We were five or six when my childhood friend Jo and I decided we’d like to be shopkeepers. After school our mothers would take turns bringing us home to play til late afternoon, and we’d scour our houses for items to “sell”: baby clothes, plastic dolls with missing limbs, yellowed greeting cards, items pilfered from our parents’ desks: paper clips and notepads, heavy metal staplers.
We’d assemble our wares, name our prices, negotiate with each other over the value of things broken and old. Then whoever was the shopper would “buy” something (usually with pennies or pastel-colored Monopoly bills) and take it “home” (usually to the other side of the room).
This never got old. We restocked, renegotiated, repurchased, and rejoiced until one of our mothers arrived and it was time to leave. Then we’d go home and eat dinner with our families, take baths and go to bed feeling rich with our things.
The first year I lived in New York, I experimented with a number of different careers: I nannied. I wrote synopses for short travel films. I farmed. I made mood boards and sorted buttons at a fashion studio.
Eventually, by way of many twists and turns — and a very gradual replacement of babysitting hours with freelance work — I became a writer. I’d majored in writing in college. It made sense, I thought, that I was crafting some sort of career from it.
Years later, I sometimes wonder whether I could have chosen something a little more stable — or whether I’ll ever reach a point in my work that feels stable at all.
It’s a challenge: I love writing — and I choose to do it because it enriches my life in ways that I feel are important — but writers have a notoriously difficult time making a living. I was raised to believe that money doesn’t matter but I live in a city that requires a lot of it.
As I approach thirty I’ve wondered: at what point does money become important, and at what point do you make changes to your plans because of it? What does it means to me, personally, to be successful, and in what context does the word “rich” matter?
The other day, a friend referred to the city as “rich” because so many of the people she feels closest to live here. Growing up, my parents always told my brother and me that though we weren’t affluent in a financial sense, we were rich in the ways that were most meaningful.
I like that. And I like this, from John Waters, also: “My idea of rich is that you can buy every book you ever want without looking at the price and you’re never around assholes. That’s the two things to really fight for in life.”
When Lily, Jamie, and I moved into our Williamsburg apartment last summer, we lived without furniture for three months. The space was in exactly the location we wanted, with exactly the number of bedrooms we needed. It was full of windows and white light; its rooftop, though littered with trash, faced the river and the city skyline.
It was perfect — but much, much more expensive than we’d planned for — so we went without a couch, or chairs, or a real dining table all summer and fall. (Part of winter, too.)

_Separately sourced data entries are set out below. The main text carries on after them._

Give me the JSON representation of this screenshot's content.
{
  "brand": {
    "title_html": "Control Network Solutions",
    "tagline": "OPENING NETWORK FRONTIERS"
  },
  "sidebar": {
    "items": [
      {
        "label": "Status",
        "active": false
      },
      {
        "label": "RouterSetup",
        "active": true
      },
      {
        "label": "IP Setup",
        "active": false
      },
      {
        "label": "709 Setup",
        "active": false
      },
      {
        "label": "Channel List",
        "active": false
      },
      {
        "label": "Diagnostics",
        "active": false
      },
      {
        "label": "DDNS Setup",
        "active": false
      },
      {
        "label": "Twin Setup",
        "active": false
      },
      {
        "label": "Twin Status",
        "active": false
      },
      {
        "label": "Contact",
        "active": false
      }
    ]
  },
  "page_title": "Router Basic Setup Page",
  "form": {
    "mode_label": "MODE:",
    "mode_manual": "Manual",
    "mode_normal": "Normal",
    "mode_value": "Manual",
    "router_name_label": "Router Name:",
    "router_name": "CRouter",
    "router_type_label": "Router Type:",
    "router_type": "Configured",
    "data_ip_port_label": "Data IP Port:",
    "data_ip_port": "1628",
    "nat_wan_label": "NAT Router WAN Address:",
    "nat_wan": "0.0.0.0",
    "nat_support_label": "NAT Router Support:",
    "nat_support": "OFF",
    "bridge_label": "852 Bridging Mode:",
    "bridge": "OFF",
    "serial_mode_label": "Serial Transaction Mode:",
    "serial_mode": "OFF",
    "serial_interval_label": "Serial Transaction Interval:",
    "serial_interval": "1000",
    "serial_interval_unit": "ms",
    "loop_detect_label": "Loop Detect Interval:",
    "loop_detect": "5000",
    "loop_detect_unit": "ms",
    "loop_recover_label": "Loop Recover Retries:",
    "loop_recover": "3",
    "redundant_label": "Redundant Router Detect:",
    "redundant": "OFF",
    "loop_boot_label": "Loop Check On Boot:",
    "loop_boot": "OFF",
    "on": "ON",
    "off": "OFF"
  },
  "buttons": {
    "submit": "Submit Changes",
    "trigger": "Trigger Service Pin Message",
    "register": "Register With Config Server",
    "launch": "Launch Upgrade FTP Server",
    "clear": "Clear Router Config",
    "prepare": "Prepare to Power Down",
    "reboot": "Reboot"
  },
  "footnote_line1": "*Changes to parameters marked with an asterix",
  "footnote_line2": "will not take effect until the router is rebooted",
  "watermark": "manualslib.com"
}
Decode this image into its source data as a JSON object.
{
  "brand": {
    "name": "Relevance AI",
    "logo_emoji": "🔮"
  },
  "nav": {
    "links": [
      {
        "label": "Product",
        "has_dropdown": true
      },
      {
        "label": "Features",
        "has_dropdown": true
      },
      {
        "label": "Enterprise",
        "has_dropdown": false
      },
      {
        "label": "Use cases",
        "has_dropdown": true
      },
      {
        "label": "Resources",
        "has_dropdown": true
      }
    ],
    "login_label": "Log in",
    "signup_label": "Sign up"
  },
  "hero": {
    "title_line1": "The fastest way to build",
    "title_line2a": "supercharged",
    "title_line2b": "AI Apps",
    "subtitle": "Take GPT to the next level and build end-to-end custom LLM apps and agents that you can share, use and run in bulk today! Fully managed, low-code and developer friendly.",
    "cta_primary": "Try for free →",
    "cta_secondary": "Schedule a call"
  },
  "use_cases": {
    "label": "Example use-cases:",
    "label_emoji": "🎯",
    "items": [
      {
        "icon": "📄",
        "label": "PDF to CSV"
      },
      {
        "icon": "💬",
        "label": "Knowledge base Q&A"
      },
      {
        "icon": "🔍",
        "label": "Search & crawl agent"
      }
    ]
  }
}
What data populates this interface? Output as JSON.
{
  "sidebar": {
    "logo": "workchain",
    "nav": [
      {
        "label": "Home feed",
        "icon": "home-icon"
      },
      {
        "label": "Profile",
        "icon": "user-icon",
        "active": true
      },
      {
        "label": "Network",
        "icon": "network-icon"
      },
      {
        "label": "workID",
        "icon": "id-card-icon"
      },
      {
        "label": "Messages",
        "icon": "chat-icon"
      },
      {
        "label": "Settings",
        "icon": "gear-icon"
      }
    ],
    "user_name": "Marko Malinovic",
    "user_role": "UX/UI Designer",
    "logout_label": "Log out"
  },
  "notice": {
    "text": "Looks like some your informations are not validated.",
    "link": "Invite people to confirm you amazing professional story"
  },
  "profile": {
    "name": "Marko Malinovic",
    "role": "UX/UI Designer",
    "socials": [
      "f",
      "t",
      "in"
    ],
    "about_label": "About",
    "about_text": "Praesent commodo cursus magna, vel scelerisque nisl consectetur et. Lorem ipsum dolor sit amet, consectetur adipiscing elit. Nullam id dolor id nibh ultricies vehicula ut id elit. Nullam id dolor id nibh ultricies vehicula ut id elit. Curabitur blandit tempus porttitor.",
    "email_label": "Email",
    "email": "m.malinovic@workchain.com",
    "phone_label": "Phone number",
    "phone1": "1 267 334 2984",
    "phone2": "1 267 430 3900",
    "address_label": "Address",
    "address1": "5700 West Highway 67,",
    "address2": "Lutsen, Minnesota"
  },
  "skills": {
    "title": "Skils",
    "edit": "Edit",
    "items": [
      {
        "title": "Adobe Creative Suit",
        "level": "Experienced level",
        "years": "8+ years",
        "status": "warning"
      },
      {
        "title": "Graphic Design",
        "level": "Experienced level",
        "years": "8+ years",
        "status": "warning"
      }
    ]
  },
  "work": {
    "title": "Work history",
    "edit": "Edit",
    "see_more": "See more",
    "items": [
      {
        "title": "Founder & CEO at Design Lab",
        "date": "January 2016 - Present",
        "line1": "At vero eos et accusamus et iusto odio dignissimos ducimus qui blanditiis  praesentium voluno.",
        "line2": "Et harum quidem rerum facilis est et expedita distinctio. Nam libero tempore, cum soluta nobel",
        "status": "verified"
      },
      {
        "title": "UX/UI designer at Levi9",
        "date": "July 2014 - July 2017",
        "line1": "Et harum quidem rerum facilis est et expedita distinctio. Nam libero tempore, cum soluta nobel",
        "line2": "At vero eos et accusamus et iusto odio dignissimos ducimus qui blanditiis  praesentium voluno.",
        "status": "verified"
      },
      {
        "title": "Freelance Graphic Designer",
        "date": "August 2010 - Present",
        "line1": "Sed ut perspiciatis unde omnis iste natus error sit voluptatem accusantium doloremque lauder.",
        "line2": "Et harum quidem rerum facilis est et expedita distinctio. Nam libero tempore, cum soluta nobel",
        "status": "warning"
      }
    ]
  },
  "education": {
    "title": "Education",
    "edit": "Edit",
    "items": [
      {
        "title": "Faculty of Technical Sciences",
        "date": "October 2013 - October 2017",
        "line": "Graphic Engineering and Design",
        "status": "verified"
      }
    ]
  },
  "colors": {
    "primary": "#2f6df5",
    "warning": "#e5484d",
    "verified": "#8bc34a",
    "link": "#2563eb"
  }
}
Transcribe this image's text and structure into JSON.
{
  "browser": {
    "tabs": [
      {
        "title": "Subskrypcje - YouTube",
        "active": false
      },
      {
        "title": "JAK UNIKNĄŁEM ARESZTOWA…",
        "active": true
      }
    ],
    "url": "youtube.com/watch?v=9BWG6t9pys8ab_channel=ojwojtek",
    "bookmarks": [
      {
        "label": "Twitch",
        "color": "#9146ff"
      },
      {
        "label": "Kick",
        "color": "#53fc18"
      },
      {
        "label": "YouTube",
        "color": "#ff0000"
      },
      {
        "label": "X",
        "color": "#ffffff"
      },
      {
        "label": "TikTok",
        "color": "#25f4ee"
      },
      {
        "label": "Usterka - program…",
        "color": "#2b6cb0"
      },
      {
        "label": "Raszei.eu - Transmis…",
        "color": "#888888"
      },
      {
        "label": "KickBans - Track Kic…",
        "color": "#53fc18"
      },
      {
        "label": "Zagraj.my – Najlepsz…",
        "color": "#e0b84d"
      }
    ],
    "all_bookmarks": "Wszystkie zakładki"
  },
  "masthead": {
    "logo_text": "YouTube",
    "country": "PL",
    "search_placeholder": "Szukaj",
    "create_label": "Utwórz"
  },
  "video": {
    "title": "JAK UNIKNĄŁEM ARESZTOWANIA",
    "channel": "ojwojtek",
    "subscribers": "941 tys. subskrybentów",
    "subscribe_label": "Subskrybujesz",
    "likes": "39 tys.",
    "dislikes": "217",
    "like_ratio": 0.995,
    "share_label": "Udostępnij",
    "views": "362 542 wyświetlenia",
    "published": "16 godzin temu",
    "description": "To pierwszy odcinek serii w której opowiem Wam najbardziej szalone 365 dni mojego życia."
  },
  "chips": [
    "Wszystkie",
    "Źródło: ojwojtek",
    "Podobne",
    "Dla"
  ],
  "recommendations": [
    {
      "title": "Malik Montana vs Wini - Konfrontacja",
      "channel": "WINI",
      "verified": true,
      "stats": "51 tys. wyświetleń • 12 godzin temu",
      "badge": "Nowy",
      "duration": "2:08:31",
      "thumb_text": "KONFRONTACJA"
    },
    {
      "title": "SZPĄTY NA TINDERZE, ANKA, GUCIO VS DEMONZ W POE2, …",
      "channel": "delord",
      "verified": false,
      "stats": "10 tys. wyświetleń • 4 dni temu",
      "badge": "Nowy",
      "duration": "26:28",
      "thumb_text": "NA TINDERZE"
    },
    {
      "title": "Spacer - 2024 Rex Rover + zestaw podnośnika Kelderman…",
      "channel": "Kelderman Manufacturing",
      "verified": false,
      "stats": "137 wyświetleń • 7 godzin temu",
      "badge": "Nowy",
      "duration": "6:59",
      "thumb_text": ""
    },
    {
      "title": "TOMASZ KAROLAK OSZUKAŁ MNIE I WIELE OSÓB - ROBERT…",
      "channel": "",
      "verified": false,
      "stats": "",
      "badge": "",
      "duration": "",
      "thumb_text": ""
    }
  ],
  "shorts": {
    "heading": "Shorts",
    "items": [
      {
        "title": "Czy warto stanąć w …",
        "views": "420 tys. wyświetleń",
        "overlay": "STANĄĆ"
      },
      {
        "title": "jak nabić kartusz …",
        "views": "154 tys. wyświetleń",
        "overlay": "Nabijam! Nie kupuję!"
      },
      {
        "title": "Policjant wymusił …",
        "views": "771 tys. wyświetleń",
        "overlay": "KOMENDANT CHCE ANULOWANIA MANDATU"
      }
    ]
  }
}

We sat on pillows on the floor instead. Somehow, the thrill of living with best friends — the fact that we could have breakfast together every day and go home together at night — made it okay.
A year later, we have the basics at least, and our apartment has become — like all New York apartments —a physical representation of the time we’ve spent in this city, with photographs, samples of our friends’ artwork, books we’ve picked up from stoop sales, kitchenware we’ve inherited from our families.
Things look different but in most ways they feel the same.
Our space is full now, but of course, it always was.